Apart from the pictures, every line below needs to be reproduced verbatim.

■ **Provided entries**
::::

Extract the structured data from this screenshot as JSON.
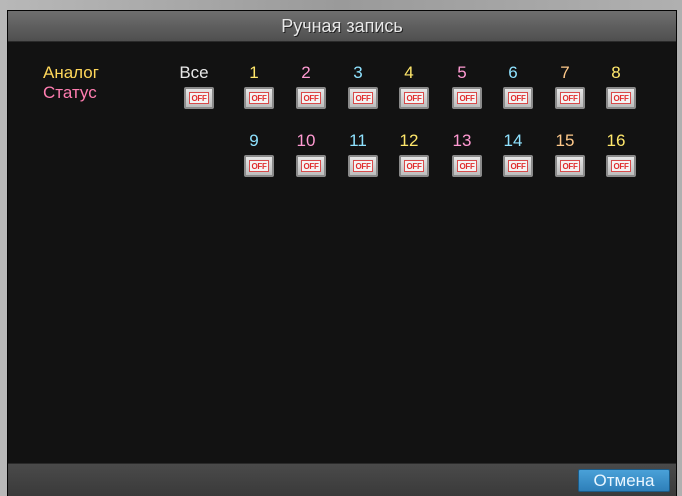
{
  "window": {
    "title": "Ручная запись"
  },
  "labels": {
    "analog": "Аналог",
    "status": "Статус"
  },
  "all": {
    "label": "Все",
    "state": "OFF"
  },
  "channels_row1": [
    {
      "label": "1",
      "state": "OFF"
    },
    {
      "label": "2",
      "state": "OFF"
    },
    {
      "label": "3",
      "state": "OFF"
    },
    {
      "label": "4",
      "state": "OFF"
    },
    {
      "label": "5",
      "state": "OFF"
    },
    {
      "label": "6",
      "state": "OFF"
    },
    {
      "label": "7",
      "state": "OFF"
    },
    {
      "label": "8",
      "state": "OFF"
    }
  ],
  "channels_row2": [
    {
      "label": "9",
      "state": "OFF"
    },
    {
      "label": "10",
      "state": "OFF"
    },
    {
      "label": "11",
      "state": "OFF"
    },
    {
      "label": "12",
      "state": "OFF"
    },
    {
      "label": "13",
      "state": "OFF"
    },
    {
      "label": "14",
      "state": "OFF"
    },
    {
      "label": "15",
      "state": "OFF"
    },
    {
      "label": "16",
      "state": "OFF"
    }
  ],
  "footer": {
    "cancel_label": "Отмена"
  },
  "colors": {
    "title_bg": "#5f5f5f",
    "panel_bg": "#121212",
    "analog_label": "#ffd75a",
    "status_label": "#ff7db0",
    "off_text": "#e02d2d",
    "cancel_bg": "#3a8dc8"
  }
}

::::

■ **Result for this task**
Extract the structured data from this screenshot as JSON.
{
  "window": {
    "title": "Ручная запись"
  },
  "labels": {
    "analog": "Аналог",
    "status": "Статус"
  },
  "all": {
    "label": "Все",
    "state": "OFF"
  },
  "channels_row1": [
    {
      "label": "1",
      "state": "OFF"
    },
    {
      "label": "2",
      "state": "OFF"
    },
    {
      "label": "3",
      "state": "OFF"
    },
    {
      "label": "4",
      "state": "OFF"
    },
    {
      "label": "5",
      "state": "OFF"
    },
    {
      "label": "6",
      "state": "OFF"
    },
    {
      "label": "7",
      "state": "OFF"
    },
    {
      "label": "8",
      "state": "OFF"
    }
  ],
  "channels_row2": [
    {
      "label": "9",
      "state": "OFF"
    },
    {
      "label": "10",
      "state": "OFF"
    },
    {
      "label": "11",
      "state": "OFF"
    },
    {
      "label": "12",
      "state": "OFF"
    },
    {
      "label": "13",
      "state": "OFF"
    },
    {
      "label": "14",
      "state": "OFF"
    },
    {
      "label": "15",
      "state": "OFF"
    },
    {
      "label": "16",
      "state": "OFF"
    }
  ],
  "footer": {
    "cancel_label": "Отмена"
  },
  "colors": {
    "title_bg": "#5f5f5f",
    "panel_bg": "#121212",
    "analog_label": "#ffd75a",
    "status_label": "#ff7db0",
    "off_text": "#e02d2d",
    "cancel_bg": "#3a8dc8"
  }
}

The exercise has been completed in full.